The indie group, composed of five Stanford undergraduates, seamlessly transplanted the energy they had harvested in their practice sessions, instantly heating up the room. From the opening chords, it was obvious that this band was meant to perform.
Not only did they feature a flashy freshman front man and a gifted guitarist, but Siberian Front also came with strong supporting players on bass, drums and rhythm guitar. Each instrument featured a very different personality, creating an enticing chemistry within the band itself as well as for the audience. Their sound reflected this harmonious blend of characters. Lovably ostentatious, the band clearly felt free to rid themselves of all inhibitions as well as pretenses. They were their own unit, blending personal experience with common musical interest all in the name of a good time.
“I feel like, for us, the primary thing that’s been driving a lot of this is having fun, having a good time,” said drummer Shamik Mascharak ’15. “We’re not trying to change society with our music, but what I really hope we can do is transmit that same positivity and happiness that we get from our music to people.”
Anyone in attendance would have to agree that they accomplished that goal. By the end of the first song, an original called “Seattle”, all underlying tension in the room had melted away amidst the driving riffs and passionate vocals.

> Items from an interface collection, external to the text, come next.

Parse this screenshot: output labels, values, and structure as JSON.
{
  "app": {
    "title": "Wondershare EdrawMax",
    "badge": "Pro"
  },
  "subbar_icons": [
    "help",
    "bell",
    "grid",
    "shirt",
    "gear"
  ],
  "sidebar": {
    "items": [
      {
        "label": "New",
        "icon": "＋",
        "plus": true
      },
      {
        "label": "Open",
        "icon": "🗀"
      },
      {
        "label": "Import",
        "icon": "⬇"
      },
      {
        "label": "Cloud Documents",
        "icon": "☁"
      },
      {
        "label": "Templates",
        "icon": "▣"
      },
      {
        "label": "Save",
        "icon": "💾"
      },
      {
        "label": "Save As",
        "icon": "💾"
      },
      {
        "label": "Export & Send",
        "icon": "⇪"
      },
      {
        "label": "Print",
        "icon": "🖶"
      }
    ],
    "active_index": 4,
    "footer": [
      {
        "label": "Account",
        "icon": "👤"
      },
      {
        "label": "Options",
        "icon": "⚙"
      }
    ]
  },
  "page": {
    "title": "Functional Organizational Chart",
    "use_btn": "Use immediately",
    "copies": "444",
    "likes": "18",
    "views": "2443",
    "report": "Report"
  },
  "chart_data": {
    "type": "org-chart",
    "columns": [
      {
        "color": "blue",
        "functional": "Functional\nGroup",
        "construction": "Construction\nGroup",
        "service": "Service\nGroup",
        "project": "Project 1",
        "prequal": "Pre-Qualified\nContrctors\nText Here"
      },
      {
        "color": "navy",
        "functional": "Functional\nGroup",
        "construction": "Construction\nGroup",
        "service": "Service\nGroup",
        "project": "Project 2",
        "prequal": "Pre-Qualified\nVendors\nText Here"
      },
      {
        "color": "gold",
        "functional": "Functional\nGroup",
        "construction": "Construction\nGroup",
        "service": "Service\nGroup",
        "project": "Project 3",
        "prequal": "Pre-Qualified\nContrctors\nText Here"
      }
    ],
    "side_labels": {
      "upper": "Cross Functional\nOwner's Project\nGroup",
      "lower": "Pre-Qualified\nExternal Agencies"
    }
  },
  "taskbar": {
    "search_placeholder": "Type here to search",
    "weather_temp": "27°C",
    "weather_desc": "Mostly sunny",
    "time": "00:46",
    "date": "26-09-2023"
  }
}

After playing two more originals, the group performed a cover of “Champagne Supernova” by Oasis, with the crowd offering backup vocals during the chorus. Between this and their next original song, “Bottles and Cans” (strikingly appropriate for the given venue), the show reached its climax. Chants of “Gio’s house, Gio’s house, Gio’s house,” filled the room, culminating in a melodramatic ripping off of lead guitarist Gio Jacuzzi’s ’16 shirt.
An extended drum solo provided an intermission between “Bottles and Cans” and the final song of the night, “Freedom”— or at least what was supposed to be the last song of the night. Following calls for an encore, the whole room bounced back and forth from one foot to the other, keeping in rhythm with the heavy bass of the Strokes.
“We’re in it for people to listen to it and have fun with it,” commented bassist Damian McGlothlin ’15.
As I slipped out the door I could see they had succeeded. It was smiles all around, and the tone had been set for a good night ahead.
Contact Ryan Hoaglund at rhoaglun “at” stanford.edu.